The family's assertion was backed up by independent assessments from social workers in Poland, where Shaikh had lived before his trip to China in September 2007, where he was caught carrying nearly 9 pounds of heroin into the country. He was executed in Urumqi, in China's far northwestern Xinjiang province, the first European to be executed in China in half a century, activists say.
- Los Angeles Times
BELGRADE, Serbia - A Serbian official in charge of capturing war criminals resigned yesterday because his team has failed to arrest Ratko Mladic, who allegedly orchestrated the massacre of more than 7,000 Muslims in Bosnia.
Rasim Ljajic submitted his resignation letter to Prime Minister Mirko Cvetkovic, who is expected to formally accept it. Ljajic had pledged earlier this year to quit if Mladic, the former Bosnian Serb army commander, is not captured by the end of 2009, and Ljajic apparently concluded there is little chance of that happening by tomorrow.
Mladic has been at large since he was indicted in 1995 by the tribunal in the Hague, Netherlands.
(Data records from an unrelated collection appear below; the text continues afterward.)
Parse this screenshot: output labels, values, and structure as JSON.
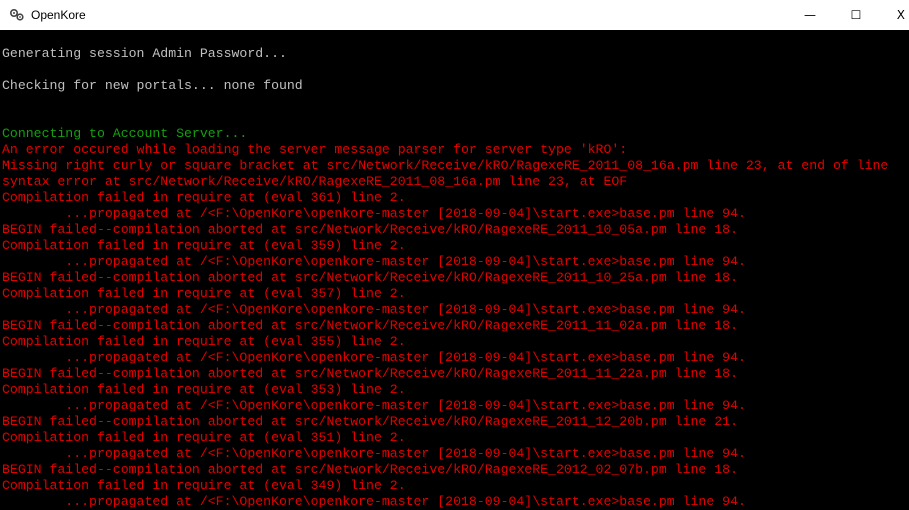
{
  "window": {
    "title": "OpenKore",
    "icon": "gears-icon",
    "controls": {
      "minimize": "—",
      "maximize": "☐",
      "close": "X"
    }
  },
  "colors": {
    "default_text": "#c0c0c0",
    "info_text": "#13a10e",
    "error_text": "#e50000",
    "background": "#000000"
  },
  "console": {
    "lines": [
      {
        "text": "Generating session Admin Password...",
        "color": "white"
      },
      {
        "text": "",
        "color": "white"
      },
      {
        "text": "Checking for new portals... none found",
        "color": "white"
      },
      {
        "text": "",
        "color": "white"
      },
      {
        "text": "",
        "color": "white"
      },
      {
        "text": "Connecting to Account Server...",
        "color": "green"
      },
      {
        "text": "An error occured while loading the server message parser for server type 'kRO':",
        "color": "red"
      },
      {
        "text": "Missing right curly or square bracket at src/Network/Receive/kRO/RagexeRE_2011_08_16a.pm line 23, at end of line",
        "color": "red"
      },
      {
        "text": "syntax error at src/Network/Receive/kRO/RagexeRE_2011_08_16a.pm line 23, at EOF",
        "color": "red"
      },
      {
        "text": "Compilation failed in require at (eval 361) line 2.",
        "color": "red"
      },
      {
        "text": "        ...propagated at /<F:\\OpenKore\\openkore-master [2018-09-04]\\start.exe>base.pm line 94.",
        "color": "red"
      },
      {
        "text": "BEGIN failed--compilation aborted at src/Network/Receive/kRO/RagexeRE_2011_10_05a.pm line 18.",
        "color": "red"
      },
      {
        "text": "Compilation failed in require at (eval 359) line 2.",
        "color": "red"
      },
      {
        "text": "        ...propagated at /<F:\\OpenKore\\openkore-master [2018-09-04]\\start.exe>base.pm line 94.",
        "color": "red"
      },
      {
        "text": "BEGIN failed--compilation aborted at src/Network/Receive/kRO/RagexeRE_2011_10_25a.pm line 18.",
        "color": "red"
      },
      {
        "text": "Compilation failed in require at (eval 357) line 2.",
        "color": "red"
      },
      {
        "text": "        ...propagated at /<F:\\OpenKore\\openkore-master [2018-09-04]\\start.exe>base.pm line 94.",
        "color": "red"
      },
      {
        "text": "BEGIN failed--compilation aborted at src/Network/Receive/kRO/RagexeRE_2011_11_02a.pm line 18.",
        "color": "red"
      },
      {
        "text": "Compilation failed in require at (eval 355) line 2.",
        "color": "red"
      },
      {
        "text": "        ...propagated at /<F:\\OpenKore\\openkore-master [2018-09-04]\\start.exe>base.pm line 94.",
        "color": "red"
      },
      {
        "text": "BEGIN failed--compilation aborted at src/Network/Receive/kRO/RagexeRE_2011_11_22a.pm line 18.",
        "color": "red"
      },
      {
        "text": "Compilation failed in require at (eval 353) line 2.",
        "color": "red"
      },
      {
        "text": "        ...propagated at /<F:\\OpenKore\\openkore-master [2018-09-04]\\start.exe>base.pm line 94.",
        "color": "red"
      },
      {
        "text": "BEGIN failed--compilation aborted at src/Network/Receive/kRO/RagexeRE_2011_12_20b.pm line 21.",
        "color": "red"
      },
      {
        "text": "Compilation failed in require at (eval 351) line 2.",
        "color": "red"
      },
      {
        "text": "        ...propagated at /<F:\\OpenKore\\openkore-master [2018-09-04]\\start.exe>base.pm line 94.",
        "color": "red"
      },
      {
        "text": "BEGIN failed--compilation aborted at src/Network/Receive/kRO/RagexeRE_2012_02_07b.pm line 18.",
        "color": "red"
      },
      {
        "text": "Compilation failed in require at (eval 349) line 2.",
        "color": "red"
      },
      {
        "text": "        ...propagated at /<F:\\OpenKore\\openkore-master [2018-09-04]\\start.exe>base.pm line 94.",
        "color": "red"
      }
    ]
  }
}
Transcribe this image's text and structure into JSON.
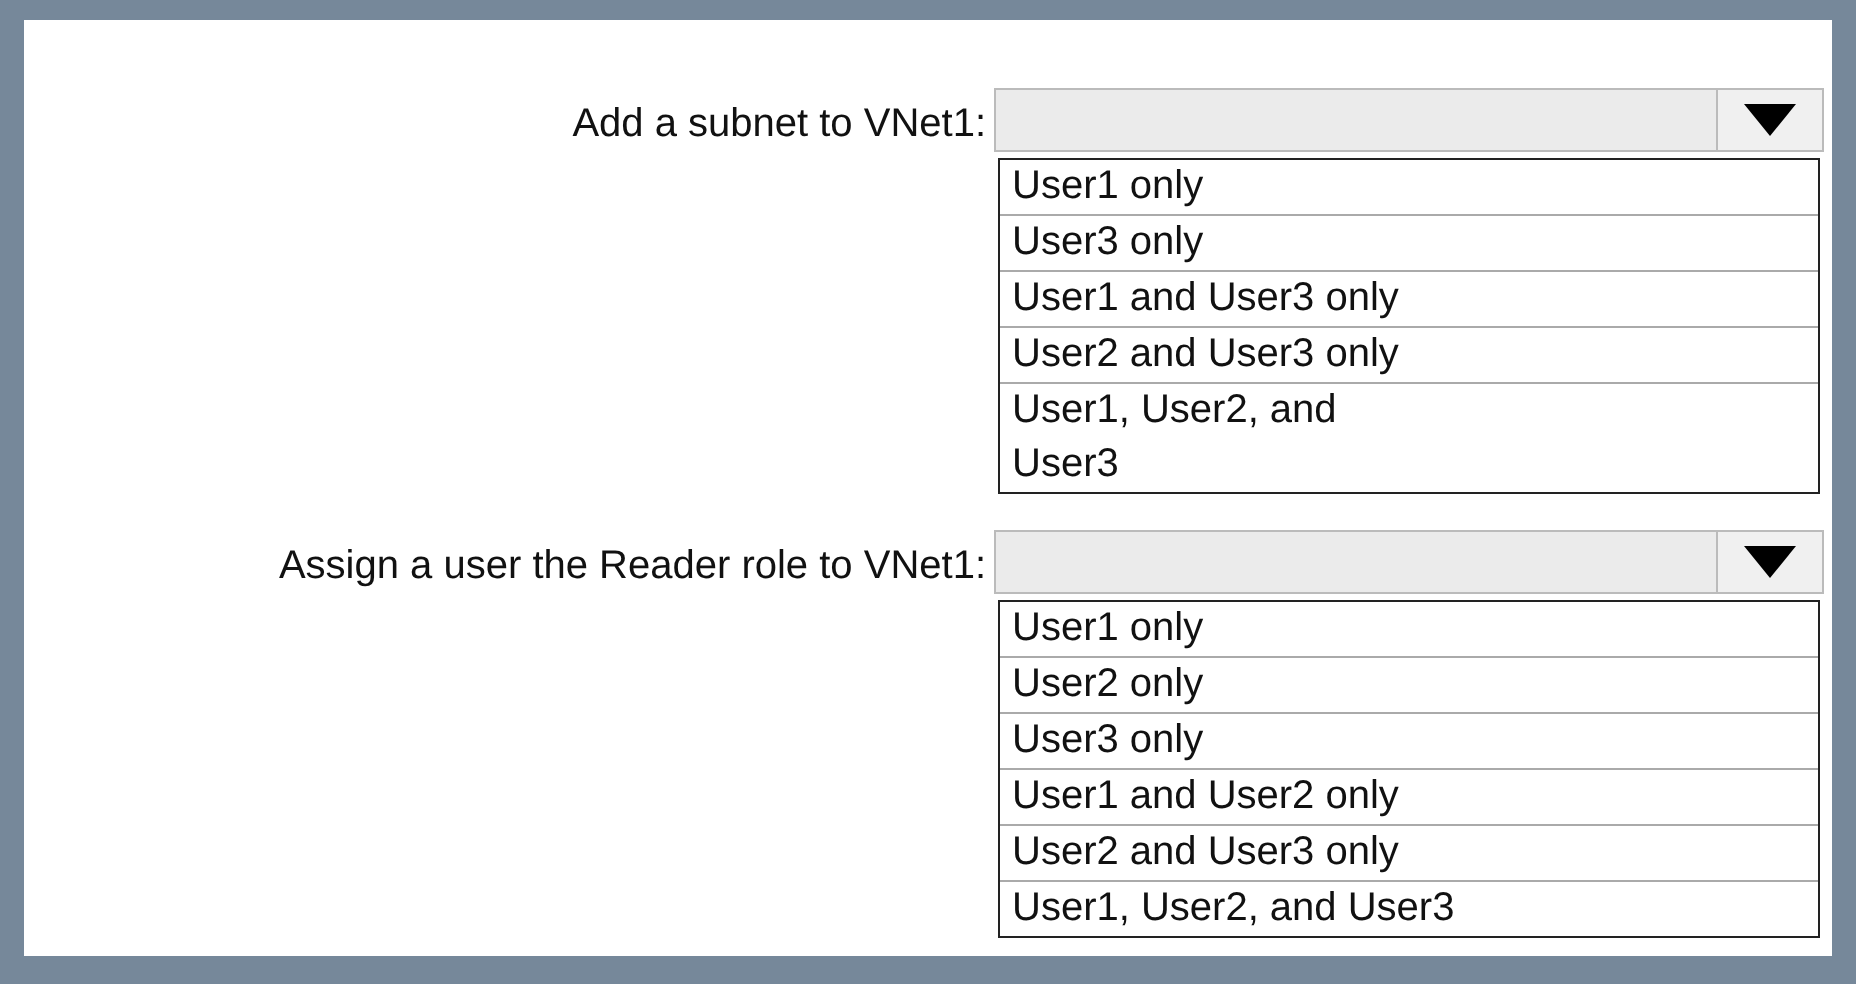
{
  "questions": [
    {
      "label": "Add a subnet to VNet1:",
      "options": [
        "User1 only",
        "User3 only",
        "User1 and User3 only",
        "User2 and User3 only",
        "User1, User2, and\nUser3"
      ]
    },
    {
      "label": "Assign a user the Reader role to VNet1:",
      "options": [
        "User1 only",
        "User2 only",
        "User3 only",
        "User1 and User2 only",
        "User2 and User3 only",
        "User1, User2, and User3"
      ]
    }
  ]
}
He had lived freely in Serbia before going into hiding a few years ago. Serbia's pro-Western government officials have insisted that they don't know where Mladic is hiding.
MEXICO CITY - Mexico City enacted Latin America's first law recognizing gay marriage yesterday and said it hopes to attract same-sex couples from around the world to wed.
The law, approved by city legislators Dec. 21, was published in Mexico City's official register yesterday and will take effect in March. It will allow same-sex couples to adopt children, and municipal officials say it will make Mexico's capital a "vanguard city" - and attract extra tourism revenues.
"We are already in talks with some travel agencies that are planning to offer package tours that include flights, hotels, guides, and everything they need for the wedding, like banquets," said Alejandro Rojas, the city tourism secretary. "We are going to become a city on a par with Venice or San Francisco" - the current leader in the gay travel-market segment.